- Age of diagnosis of cancer survivors determines their risk of death from heart disease.
- Cancer survivors diagnosed at ages 15 to 19 years had 4.2 times higher risk of death from heart disease.
- Survivors who were 35 to 39 years old at cancer diagnosis had 1.2 times higher risk of death from heart disease
The age at which cancer survivors were diagnosed for cancer may help determine their risk of death from heart disease, according to new research in the American Heart Association's journal Circulation
Heart disease has been known to be the leading cause of treatment-related, non-tumor deaths among survivors of childhood cancer, breast cancer and Hodgkin lymphoma.
‘The age of cancer diagnosis helps clinicians to provide the most intensive follow-up care to the survivors who are at higher risk.’
The United Kingdom-based study consisted of more than 200,000 survivors diagnosed with cancer from ages 15 to 39 years, who survived at least five years after being diagnosed.
Researchers examined data from these survivors and found:
- Six percent of deaths were caused by heart disease.
- Cancer survivors diagnosed at ages 15 to 19 years had 4.2 times higher risk of death from heart disease compared to the general population of similar age and gender.
- Survivors who were 35 to 39 years old at cancer diagnosis had 1.2 times higher risk of death from heart disease compared to the general population of similar age and gender.
"It is important for clinicians because it helps them focus the most intensive follow-up care on those most at risk," said Mike Hawkins, D.Phil., study senior author, epidemiology professor and director of the Centre for Childhood Cancer Survivor Studies at the University of Birmingham in England.

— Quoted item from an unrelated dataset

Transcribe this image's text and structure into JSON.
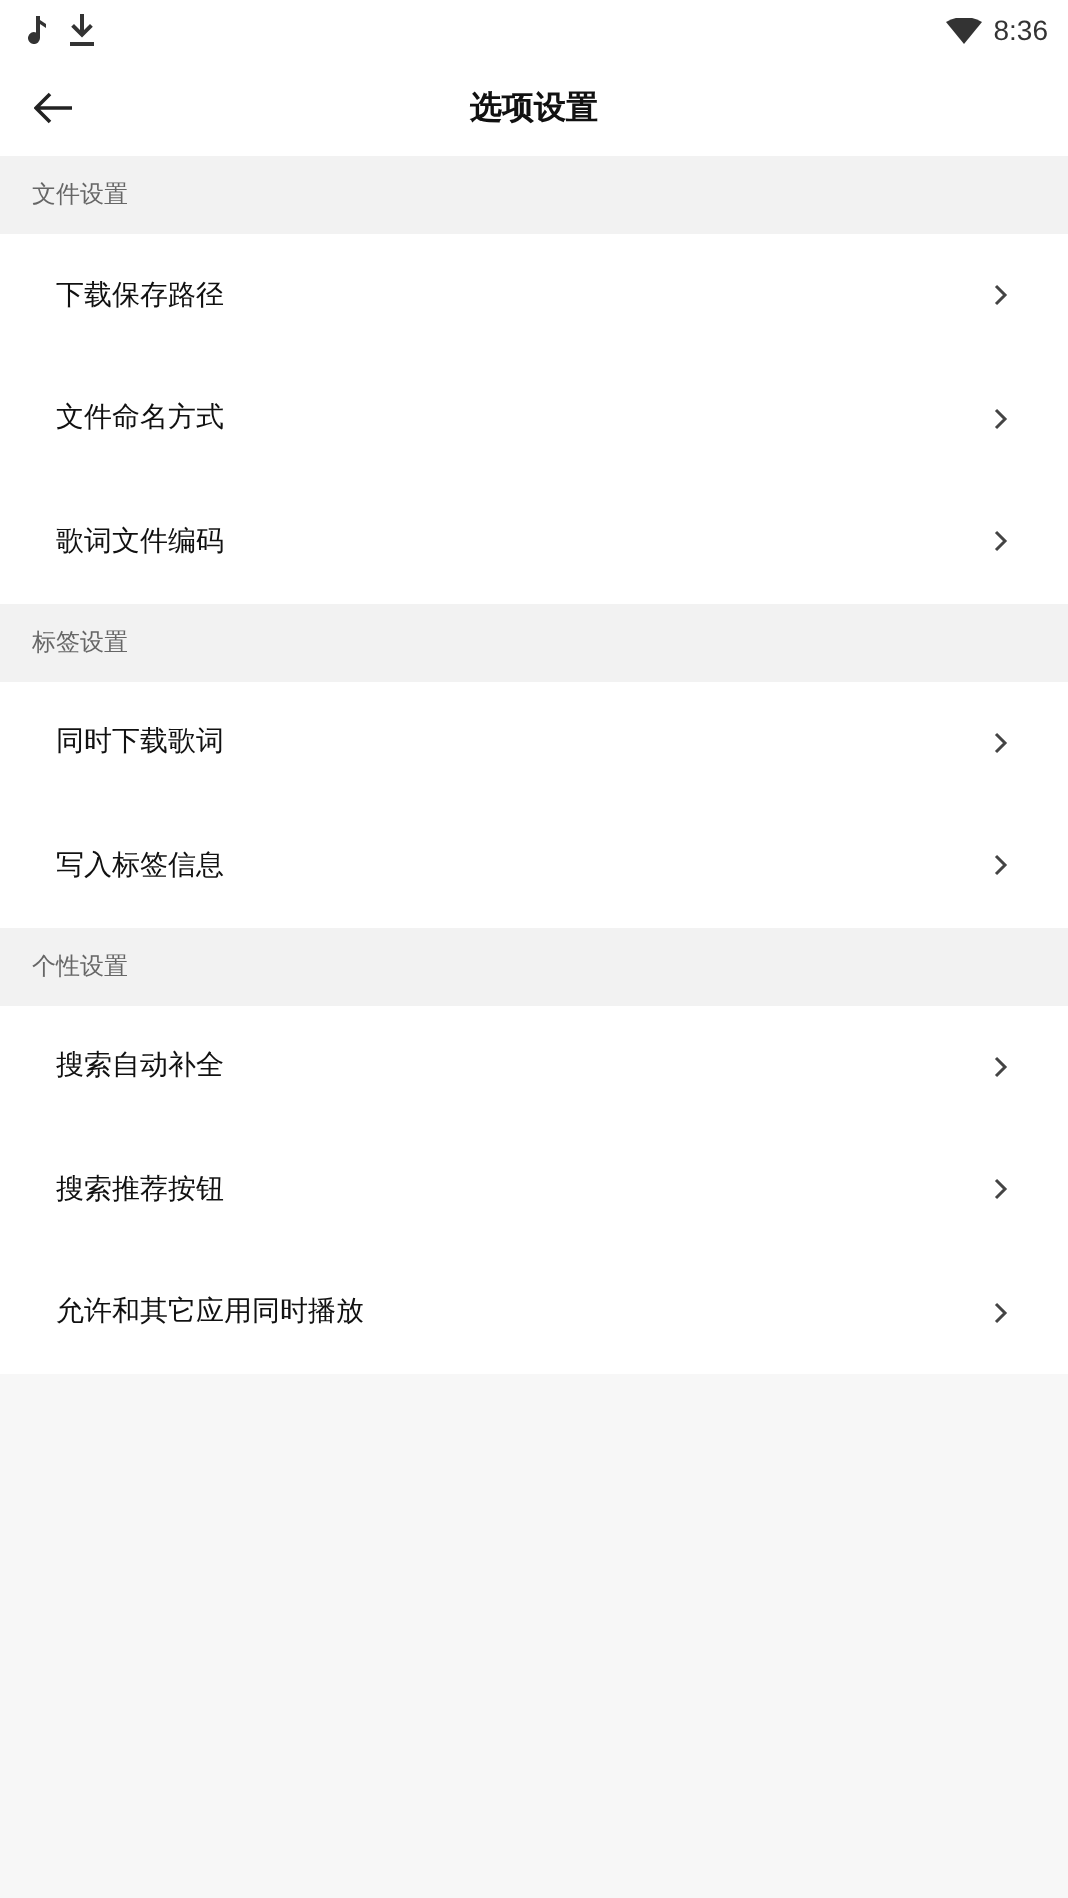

"It is important for survivors because it empowers them by providing them with their long-term chances of a specific side effect of cancer treatment." he added.

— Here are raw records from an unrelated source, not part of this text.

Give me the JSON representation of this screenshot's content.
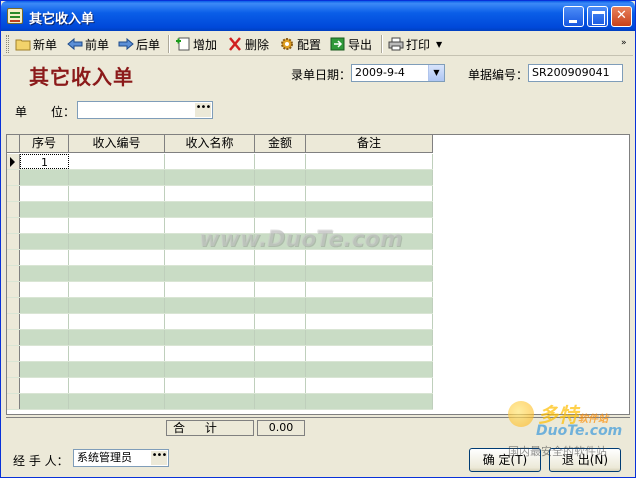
{
  "window": {
    "title": "其它收入单"
  },
  "toolbar": {
    "new_label": "新单",
    "prev_label": "前单",
    "next_label": "后单",
    "add_label": "增加",
    "delete_label": "删除",
    "config_label": "配置",
    "export_label": "导出",
    "print_label": "打印"
  },
  "form": {
    "title": "其它收入单",
    "date_label": "录单日期：",
    "date_value": "2009-9-4",
    "doc_no_label": "单据编号：",
    "doc_no_value": "SR200909041",
    "unit_label": "单　　位：",
    "unit_value": ""
  },
  "grid": {
    "columns": [
      "序号",
      "收入编号",
      "收入名称",
      "金额",
      "备注"
    ],
    "rows": [
      {
        "seq": "1",
        "code": "",
        "name": "",
        "amount": "",
        "note": ""
      }
    ]
  },
  "totals": {
    "label": "合 计",
    "value": "0.00"
  },
  "footer": {
    "handler_label": "经 手 人：",
    "handler_value": "系统管理员",
    "ok_label": "确 定(T)",
    "exit_label": "退 出(N)"
  },
  "watermark": {
    "site": "www.DuoTe.com",
    "logo_cn": "多特",
    "logo_small": "软件站",
    "logo_en": "DuoTe.com",
    "slogan": "国内最安全的软件站"
  }
}
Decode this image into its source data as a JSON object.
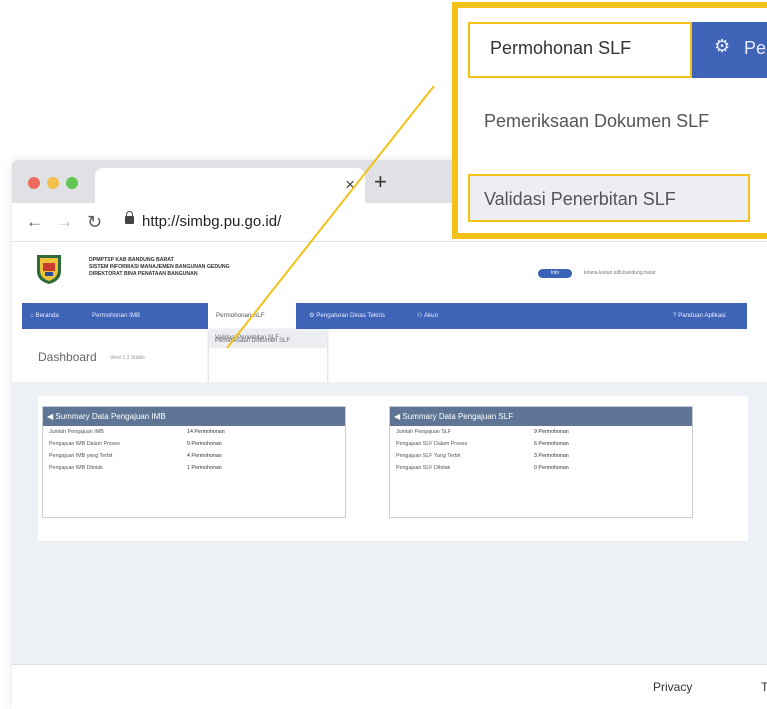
{
  "browser": {
    "url": "http://simbg.pu.go.id/",
    "close_glyph": "×",
    "new_tab_glyph": "+"
  },
  "site": {
    "org_lines": [
      "DPMPTSP KAB BANDUNG BARAT",
      "SISTEM INFORMASI MANAJEMEN BANGUNAN GEDUNG",
      "DIREKTORAT BINA PENATAAN BANGUNAN"
    ],
    "info_badge": "Info",
    "user_email": "kirana.lestari.sdb.bandung.barat"
  },
  "nav": {
    "items": [
      "Beranda",
      "Permohonan IMB",
      "Permohonan SLF",
      "Pengaturan Dinas Teknis",
      "Akun"
    ],
    "help": "Panduan Aplikasi"
  },
  "dropdown": {
    "item1": "Pemeriksaan Dokumen SLF",
    "item2": "Validasi Penerbitan SLF"
  },
  "dashboard": {
    "title": "Dashboard",
    "subtitle": "Versi 1.3 Stable"
  },
  "panel_imb": {
    "title": "Summary Data Pengajuan IMB",
    "rows": [
      {
        "label": "Jumlah Pengajuan IMB",
        "value": "14 Permohonan"
      },
      {
        "label": "Pengajuan IMB Dalam Proses",
        "value": "9 Permohonan"
      },
      {
        "label": "Pengajuan IMB yang Terbit",
        "value": "4 Permohonan"
      },
      {
        "label": "Pengajuan IMB Ditolak",
        "value": "1 Permohonan"
      }
    ]
  },
  "panel_slf": {
    "title": "Summary Data Pengajuan SLF",
    "rows": [
      {
        "label": "Jumlah Pengajuan SLF",
        "value": "9 Permohonan"
      },
      {
        "label": "Pengajuan SLF Dalam Proses",
        "value": "6 Permohonan"
      },
      {
        "label": "Pengajuan SLF Yang Terbit",
        "value": "3 Permohonan"
      },
      {
        "label": "Pengajuan SLF Ditolak",
        "value": "0 Permohonan"
      }
    ]
  },
  "footer": {
    "privacy": "Privacy",
    "trailing": "T"
  },
  "zoom": {
    "menu_label": "Permohonan SLF",
    "blue_text": "Pe",
    "item1": "Pemeriksaan Dokumen SLF",
    "item2": "Validasi Penerbitan SLF"
  },
  "colors": {
    "accent": "#f3c117",
    "nav_blue": "#3f63b7",
    "panel_header": "#5e7596"
  }
}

The significance of age at diagnosis was most apparent for survivors of Hodgkin lymphoma - cancer of the lymphatic system.
6.9% of survivors who were diagnosed with Hodgkin lymphoma at ages 15-19 years had died of heart disease by age 55 years, while 2% of those diagnosed at ages 35-39 years.
Given their age and gender, less than 1% of these survivors would have been expected to die from general population rates.
Survivors of Hodgkin lymphoma experienced 3.8 times the risk of death from heart disease than expected from members of the general population of similar age and gender.
Among survivors of Hodgkin's lymphoma aged over 60 years, almost 28% of the total excess number of deaths observed were due to heart disease.
Survivors of other types of cancer also had a higher than expected risk of death from heart disease including: leukemia, genitourinary cancer, lung cancer, breast cancer, and others.
Researchers noted the study lacks detailed information on exposure to cancer treatments: radiotherapy and chemotherapy.
This new research provides insight into the cardiotoxicity of cancer treatments given in the past to teenagers and young adults